*** Raw data Section Begins ***

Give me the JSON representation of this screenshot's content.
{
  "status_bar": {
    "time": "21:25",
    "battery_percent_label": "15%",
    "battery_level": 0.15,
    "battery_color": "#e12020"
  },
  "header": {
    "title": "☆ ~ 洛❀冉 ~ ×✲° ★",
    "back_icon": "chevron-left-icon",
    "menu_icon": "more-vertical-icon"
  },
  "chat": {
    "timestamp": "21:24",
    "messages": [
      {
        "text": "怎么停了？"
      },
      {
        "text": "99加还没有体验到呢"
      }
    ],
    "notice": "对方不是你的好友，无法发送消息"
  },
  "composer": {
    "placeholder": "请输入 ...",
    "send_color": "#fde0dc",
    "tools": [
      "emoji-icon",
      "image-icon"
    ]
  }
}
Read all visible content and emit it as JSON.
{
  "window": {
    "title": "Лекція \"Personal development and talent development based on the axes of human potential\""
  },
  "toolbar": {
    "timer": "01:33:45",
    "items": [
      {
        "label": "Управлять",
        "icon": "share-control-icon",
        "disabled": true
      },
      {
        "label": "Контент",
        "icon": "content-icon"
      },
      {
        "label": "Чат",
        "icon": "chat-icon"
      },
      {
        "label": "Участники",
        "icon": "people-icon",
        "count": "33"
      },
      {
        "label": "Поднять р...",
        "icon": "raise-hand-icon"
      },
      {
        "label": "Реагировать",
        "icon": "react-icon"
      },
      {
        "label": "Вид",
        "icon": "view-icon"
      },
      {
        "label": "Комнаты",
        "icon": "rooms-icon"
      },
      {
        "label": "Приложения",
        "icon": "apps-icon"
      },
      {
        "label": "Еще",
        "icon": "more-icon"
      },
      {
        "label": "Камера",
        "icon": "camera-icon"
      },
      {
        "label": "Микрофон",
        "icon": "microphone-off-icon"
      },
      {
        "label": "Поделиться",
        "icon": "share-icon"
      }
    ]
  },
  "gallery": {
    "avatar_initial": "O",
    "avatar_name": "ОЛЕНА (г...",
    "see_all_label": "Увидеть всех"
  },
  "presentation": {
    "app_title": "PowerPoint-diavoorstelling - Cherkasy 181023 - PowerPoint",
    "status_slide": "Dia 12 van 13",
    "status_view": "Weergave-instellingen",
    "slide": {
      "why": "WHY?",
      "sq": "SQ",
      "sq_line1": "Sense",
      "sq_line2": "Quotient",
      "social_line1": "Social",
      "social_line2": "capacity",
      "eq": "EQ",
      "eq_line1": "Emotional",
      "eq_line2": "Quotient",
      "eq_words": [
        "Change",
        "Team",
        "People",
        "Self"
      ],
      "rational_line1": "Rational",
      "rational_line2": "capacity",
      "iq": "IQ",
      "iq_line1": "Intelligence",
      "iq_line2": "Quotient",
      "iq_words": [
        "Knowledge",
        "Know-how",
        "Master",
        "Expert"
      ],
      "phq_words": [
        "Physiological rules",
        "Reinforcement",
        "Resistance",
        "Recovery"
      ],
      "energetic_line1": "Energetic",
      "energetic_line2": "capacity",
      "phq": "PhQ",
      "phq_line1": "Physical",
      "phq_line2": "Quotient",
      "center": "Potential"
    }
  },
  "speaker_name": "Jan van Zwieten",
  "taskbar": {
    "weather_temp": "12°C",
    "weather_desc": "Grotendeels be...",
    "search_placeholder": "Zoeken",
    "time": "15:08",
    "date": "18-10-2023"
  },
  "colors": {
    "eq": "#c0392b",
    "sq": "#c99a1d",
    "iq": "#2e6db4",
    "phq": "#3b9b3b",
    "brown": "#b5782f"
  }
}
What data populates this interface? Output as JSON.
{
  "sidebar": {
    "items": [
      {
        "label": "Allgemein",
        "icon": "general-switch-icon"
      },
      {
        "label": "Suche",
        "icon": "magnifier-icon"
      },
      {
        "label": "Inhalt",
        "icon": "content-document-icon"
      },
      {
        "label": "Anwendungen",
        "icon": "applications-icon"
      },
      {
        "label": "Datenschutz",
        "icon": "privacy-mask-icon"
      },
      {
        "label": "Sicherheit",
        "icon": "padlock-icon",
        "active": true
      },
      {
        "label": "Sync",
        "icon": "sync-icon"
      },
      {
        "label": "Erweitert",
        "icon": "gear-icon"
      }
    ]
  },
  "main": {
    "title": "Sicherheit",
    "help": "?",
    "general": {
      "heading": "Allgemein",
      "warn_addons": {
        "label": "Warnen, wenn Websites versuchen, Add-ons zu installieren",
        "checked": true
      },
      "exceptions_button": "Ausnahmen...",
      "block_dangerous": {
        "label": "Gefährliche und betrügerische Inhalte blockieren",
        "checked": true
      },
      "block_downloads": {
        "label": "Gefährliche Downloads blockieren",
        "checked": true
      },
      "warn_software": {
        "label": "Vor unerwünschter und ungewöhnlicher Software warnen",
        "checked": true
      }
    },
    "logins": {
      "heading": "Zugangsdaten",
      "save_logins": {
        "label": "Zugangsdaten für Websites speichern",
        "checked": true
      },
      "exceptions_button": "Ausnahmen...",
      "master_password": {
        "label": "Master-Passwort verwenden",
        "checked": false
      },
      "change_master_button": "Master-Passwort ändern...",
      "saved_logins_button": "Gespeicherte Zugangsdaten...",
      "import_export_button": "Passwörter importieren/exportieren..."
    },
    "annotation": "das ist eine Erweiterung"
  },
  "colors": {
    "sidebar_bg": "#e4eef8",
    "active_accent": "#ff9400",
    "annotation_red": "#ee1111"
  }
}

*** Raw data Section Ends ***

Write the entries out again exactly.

§ **Expected output**
Give me the JSON representation of this screenshot's content.
{
  "status_bar": {
    "time": "21:25",
    "battery_percent_label": "15%",
    "battery_level": 0.15,
    "battery_color": "#e12020"
  },
  "header": {
    "title": "☆ ~ 洛❀冉 ~ ×✲° ★",
    "back_icon": "chevron-left-icon",
    "menu_icon": "more-vertical-icon"
  },
  "chat": {
    "timestamp": "21:24",
    "messages": [
      {
        "text": "怎么停了？"
      },
      {
        "text": "99加还没有体验到呢"
      }
    ],
    "notice": "对方不是你的好友，无法发送消息"
  },
  "composer": {
    "placeholder": "请输入 ...",
    "send_color": "#fde0dc",
    "tools": [
      "emoji-icon",
      "image-icon"
    ]
  }
}
Read all visible content and emit it as JSON.
{
  "window": {
    "title": "Лекція \"Personal development and talent development based on the axes of human potential\""
  },
  "toolbar": {
    "timer": "01:33:45",
    "items": [
      {
        "label": "Управлять",
        "icon": "share-control-icon",
        "disabled": true
      },
      {
        "label": "Контент",
        "icon": "content-icon"
      },
      {
        "label": "Чат",
        "icon": "chat-icon"
      },
      {
        "label": "Участники",
        "icon": "people-icon",
        "count": "33"
      },
      {
        "label": "Поднять р...",
        "icon": "raise-hand-icon"
      },
      {
        "label": "Реагировать",
        "icon": "react-icon"
      },
      {
        "label": "Вид",
        "icon": "view-icon"
      },
      {
        "label": "Комнаты",
        "icon": "rooms-icon"
      },
      {
        "label": "Приложения",
        "icon": "apps-icon"
      },
      {
        "label": "Еще",
        "icon": "more-icon"
      },
      {
        "label": "Камера",
        "icon": "camera-icon"
      },
      {
        "label": "Микрофон",
        "icon": "microphone-off-icon"
      },
      {
        "label": "Поделиться",
        "icon": "share-icon"
      }
    ]
  },
  "gallery": {
    "avatar_initial": "O",
    "avatar_name": "ОЛЕНА (г...",
    "see_all_label": "Увидеть всех"
  },
  "presentation": {
    "app_title": "PowerPoint-diavoorstelling - Cherkasy 181023 - PowerPoint",
    "status_slide": "Dia 12 van 13",
    "status_view": "Weergave-instellingen",
    "slide": {
      "why": "WHY?",
      "sq": "SQ",
      "sq_line1": "Sense",
      "sq_line2": "Quotient",
      "social_line1": "Social",
      "social_line2": "capacity",
      "eq": "EQ",
      "eq_line1": "Emotional",
      "eq_line2": "Quotient",
      "eq_words": [
        "Change",
        "Team",
        "People",
        "Self"
      ],
      "rational_line1": "Rational",
      "rational_line2": "capacity",
      "iq": "IQ",
      "iq_line1": "Intelligence",
      "iq_line2": "Quotient",
      "iq_words": [
        "Knowledge",
        "Know-how",
        "Master",
        "Expert"
      ],
      "phq_words": [
        "Physiological rules",
        "Reinforcement",
        "Resistance",
        "Recovery"
      ],
      "energetic_line1": "Energetic",
      "energetic_line2": "capacity",
      "phq": "PhQ",
      "phq_line1": "Physical",
      "phq_line2": "Quotient",
      "center": "Potential"
    }
  },
  "speaker_name": "Jan van Zwieten",
  "taskbar": {
    "weather_temp": "12°C",
    "weather_desc": "Grotendeels be...",
    "search_placeholder": "Zoeken",
    "time": "15:08",
    "date": "18-10-2023"
  },
  "colors": {
    "eq": "#c0392b",
    "sq": "#c99a1d",
    "iq": "#2e6db4",
    "phq": "#3b9b3b",
    "brown": "#b5782f"
  }
}
What data populates this interface? Output as JSON.
{
  "sidebar": {
    "items": [
      {
        "label": "Allgemein",
        "icon": "general-switch-icon"
      },
      {
        "label": "Suche",
        "icon": "magnifier-icon"
      },
      {
        "label": "Inhalt",
        "icon": "content-document-icon"
      },
      {
        "label": "Anwendungen",
        "icon": "applications-icon"
      },
      {
        "label": "Datenschutz",
        "icon": "privacy-mask-icon"
      },
      {
        "label": "Sicherheit",
        "icon": "padlock-icon",
        "active": true
      },
      {
        "label": "Sync",
        "icon": "sync-icon"
      },
      {
        "label": "Erweitert",
        "icon": "gear-icon"
      }
    ]
  },
  "main": {
    "title": "Sicherheit",
    "help": "?",
    "general": {
      "heading": "Allgemein",
      "warn_addons": {
        "label": "Warnen, wenn Websites versuchen, Add-ons zu installieren",
        "checked": true
      },
      "exceptions_button": "Ausnahmen...",
      "block_dangerous": {
        "label": "Gefährliche und betrügerische Inhalte blockieren",
        "checked": true
      },
      "block_downloads": {
        "label": "Gefährliche Downloads blockieren",
        "checked": true
      },
      "warn_software": {
        "label": "Vor unerwünschter und ungewöhnlicher Software warnen",
        "checked": true
      }
    },
    "logins": {
      "heading": "Zugangsdaten",
      "save_logins": {
        "label": "Zugangsdaten für Websites speichern",
        "checked": true
      },
      "exceptions_button": "Ausnahmen...",
      "master_password": {
        "label": "Master-Passwort verwenden",
        "checked": false
      },
      "change_master_button": "Master-Passwort ändern...",
      "saved_logins_button": "Gespeicherte Zugangsdaten...",
      "import_export_button": "Passwörter importieren/exportieren..."
    },
    "annotation": "das ist eine Erweiterung"
  },
  "colors": {
    "sidebar_bg": "#e4eef8",
    "active_accent": "#ff9400",
    "annotation_red": "#ee1111"
  }
}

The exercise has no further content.